- **Directions for this task**: Count each line below that has "name" anywhere in it. Answer with the total alone.

Records drawn from a dataset
☆ ☆ ☆

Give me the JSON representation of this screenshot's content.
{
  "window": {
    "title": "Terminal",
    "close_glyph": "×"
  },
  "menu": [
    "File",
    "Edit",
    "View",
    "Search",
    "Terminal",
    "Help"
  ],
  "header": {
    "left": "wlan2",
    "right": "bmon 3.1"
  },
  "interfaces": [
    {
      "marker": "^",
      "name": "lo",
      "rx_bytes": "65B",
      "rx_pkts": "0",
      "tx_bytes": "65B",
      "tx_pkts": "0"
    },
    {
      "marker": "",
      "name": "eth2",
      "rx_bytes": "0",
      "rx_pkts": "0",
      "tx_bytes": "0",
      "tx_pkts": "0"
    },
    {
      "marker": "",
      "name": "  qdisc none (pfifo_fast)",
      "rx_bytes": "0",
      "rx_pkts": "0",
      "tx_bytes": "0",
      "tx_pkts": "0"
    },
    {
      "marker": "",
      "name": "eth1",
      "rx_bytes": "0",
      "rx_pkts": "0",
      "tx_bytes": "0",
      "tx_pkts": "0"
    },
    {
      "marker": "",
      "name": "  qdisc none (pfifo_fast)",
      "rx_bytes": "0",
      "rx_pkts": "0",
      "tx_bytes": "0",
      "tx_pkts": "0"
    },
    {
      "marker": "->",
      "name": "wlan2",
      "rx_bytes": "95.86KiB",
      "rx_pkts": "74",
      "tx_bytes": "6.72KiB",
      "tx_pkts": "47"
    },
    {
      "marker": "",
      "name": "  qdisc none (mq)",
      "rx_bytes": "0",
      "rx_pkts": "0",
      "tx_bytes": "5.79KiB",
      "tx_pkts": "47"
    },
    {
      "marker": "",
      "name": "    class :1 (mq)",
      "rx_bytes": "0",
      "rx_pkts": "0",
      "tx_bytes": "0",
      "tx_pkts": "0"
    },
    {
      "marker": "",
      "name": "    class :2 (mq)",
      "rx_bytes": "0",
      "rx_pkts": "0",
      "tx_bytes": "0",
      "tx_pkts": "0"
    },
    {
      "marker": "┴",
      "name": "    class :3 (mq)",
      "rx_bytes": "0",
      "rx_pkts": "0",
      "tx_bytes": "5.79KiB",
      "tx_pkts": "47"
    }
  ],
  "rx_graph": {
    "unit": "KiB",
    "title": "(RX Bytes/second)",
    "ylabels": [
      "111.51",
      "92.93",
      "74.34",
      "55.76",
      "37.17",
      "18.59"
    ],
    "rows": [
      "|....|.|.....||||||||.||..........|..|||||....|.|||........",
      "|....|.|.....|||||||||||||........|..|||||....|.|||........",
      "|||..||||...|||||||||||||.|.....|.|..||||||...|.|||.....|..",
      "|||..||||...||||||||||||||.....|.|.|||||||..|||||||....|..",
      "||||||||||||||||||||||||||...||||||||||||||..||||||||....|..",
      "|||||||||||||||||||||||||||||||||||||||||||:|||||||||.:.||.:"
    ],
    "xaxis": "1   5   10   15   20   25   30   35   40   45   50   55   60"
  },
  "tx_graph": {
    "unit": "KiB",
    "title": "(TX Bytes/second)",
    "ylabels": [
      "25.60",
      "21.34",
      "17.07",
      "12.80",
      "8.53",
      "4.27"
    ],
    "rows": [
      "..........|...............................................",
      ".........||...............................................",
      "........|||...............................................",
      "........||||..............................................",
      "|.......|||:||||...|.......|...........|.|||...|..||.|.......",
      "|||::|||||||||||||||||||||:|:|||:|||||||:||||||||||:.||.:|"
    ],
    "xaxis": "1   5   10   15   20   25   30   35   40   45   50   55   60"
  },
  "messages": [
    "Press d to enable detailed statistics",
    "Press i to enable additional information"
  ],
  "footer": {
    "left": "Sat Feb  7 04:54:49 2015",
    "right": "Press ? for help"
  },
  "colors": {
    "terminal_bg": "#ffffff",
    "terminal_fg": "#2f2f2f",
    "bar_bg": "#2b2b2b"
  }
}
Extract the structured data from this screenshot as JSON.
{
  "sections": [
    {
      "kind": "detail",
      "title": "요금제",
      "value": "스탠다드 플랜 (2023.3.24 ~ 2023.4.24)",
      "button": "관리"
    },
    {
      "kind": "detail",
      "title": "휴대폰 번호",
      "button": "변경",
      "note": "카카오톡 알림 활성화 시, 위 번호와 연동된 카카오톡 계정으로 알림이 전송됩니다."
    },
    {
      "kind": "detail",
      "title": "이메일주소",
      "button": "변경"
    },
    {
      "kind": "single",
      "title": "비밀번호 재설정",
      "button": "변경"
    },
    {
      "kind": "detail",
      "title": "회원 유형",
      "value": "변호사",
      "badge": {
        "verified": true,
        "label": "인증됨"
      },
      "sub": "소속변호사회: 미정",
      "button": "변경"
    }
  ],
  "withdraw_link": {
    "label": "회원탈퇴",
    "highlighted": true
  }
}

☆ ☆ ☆

- **Written solution**: 10